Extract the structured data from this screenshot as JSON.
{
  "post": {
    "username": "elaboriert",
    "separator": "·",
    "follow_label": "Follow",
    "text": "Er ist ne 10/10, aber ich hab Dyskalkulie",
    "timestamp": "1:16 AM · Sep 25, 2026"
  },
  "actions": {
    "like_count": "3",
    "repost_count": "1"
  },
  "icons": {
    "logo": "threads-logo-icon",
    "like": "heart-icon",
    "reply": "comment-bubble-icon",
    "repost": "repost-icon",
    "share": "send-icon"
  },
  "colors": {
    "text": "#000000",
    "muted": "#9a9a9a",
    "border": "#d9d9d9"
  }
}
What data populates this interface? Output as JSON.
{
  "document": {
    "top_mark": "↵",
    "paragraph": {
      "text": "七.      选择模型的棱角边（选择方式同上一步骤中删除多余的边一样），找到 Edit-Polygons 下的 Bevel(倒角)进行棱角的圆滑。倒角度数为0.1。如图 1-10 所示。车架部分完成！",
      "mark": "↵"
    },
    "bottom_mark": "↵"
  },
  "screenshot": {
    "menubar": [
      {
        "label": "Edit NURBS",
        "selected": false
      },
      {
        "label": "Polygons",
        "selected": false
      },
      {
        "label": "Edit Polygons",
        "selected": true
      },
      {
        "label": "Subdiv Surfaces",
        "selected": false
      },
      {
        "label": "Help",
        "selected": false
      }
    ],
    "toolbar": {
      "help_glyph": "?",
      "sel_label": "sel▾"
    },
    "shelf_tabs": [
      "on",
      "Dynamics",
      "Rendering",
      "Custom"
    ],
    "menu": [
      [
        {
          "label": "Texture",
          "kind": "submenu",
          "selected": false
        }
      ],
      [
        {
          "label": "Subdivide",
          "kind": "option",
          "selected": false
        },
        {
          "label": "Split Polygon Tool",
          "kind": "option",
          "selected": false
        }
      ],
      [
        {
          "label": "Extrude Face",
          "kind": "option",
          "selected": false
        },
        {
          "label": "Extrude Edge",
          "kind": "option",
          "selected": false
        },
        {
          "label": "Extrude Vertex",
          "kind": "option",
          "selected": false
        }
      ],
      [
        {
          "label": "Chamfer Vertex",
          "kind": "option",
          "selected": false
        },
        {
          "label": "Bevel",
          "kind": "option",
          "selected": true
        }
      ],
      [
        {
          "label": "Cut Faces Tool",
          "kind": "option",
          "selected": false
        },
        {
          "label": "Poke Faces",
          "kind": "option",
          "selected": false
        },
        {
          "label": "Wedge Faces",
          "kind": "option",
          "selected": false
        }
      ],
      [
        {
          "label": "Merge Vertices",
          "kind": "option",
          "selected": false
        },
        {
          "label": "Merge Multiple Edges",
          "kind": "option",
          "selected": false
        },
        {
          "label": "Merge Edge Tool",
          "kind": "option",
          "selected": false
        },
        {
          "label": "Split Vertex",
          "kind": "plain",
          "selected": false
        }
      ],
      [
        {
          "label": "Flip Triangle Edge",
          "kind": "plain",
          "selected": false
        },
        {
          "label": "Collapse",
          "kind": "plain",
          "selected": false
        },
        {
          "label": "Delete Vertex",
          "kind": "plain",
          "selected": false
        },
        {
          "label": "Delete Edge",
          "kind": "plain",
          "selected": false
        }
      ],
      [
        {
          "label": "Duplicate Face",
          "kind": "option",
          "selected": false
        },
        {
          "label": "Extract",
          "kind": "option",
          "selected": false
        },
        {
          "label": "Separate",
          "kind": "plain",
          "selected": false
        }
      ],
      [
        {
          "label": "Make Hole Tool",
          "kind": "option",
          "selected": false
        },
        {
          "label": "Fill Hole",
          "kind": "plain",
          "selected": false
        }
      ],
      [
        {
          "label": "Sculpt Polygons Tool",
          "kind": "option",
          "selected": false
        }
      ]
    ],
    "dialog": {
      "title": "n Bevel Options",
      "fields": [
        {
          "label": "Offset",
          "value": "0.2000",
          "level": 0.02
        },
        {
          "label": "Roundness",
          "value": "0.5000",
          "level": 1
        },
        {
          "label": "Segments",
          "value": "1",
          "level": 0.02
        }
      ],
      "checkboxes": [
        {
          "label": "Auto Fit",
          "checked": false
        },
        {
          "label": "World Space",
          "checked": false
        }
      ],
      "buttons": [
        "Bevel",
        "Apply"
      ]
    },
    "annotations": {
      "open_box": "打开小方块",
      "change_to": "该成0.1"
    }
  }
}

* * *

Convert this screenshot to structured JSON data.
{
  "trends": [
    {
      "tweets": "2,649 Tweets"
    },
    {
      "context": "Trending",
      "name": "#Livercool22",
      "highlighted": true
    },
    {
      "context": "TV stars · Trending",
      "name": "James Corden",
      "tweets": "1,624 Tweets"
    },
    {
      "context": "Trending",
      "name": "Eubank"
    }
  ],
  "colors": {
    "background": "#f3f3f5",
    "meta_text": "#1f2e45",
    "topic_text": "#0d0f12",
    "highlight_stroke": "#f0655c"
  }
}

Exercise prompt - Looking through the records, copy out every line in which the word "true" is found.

Response -
        "selected": true
          "selected": true
      "highlighted": true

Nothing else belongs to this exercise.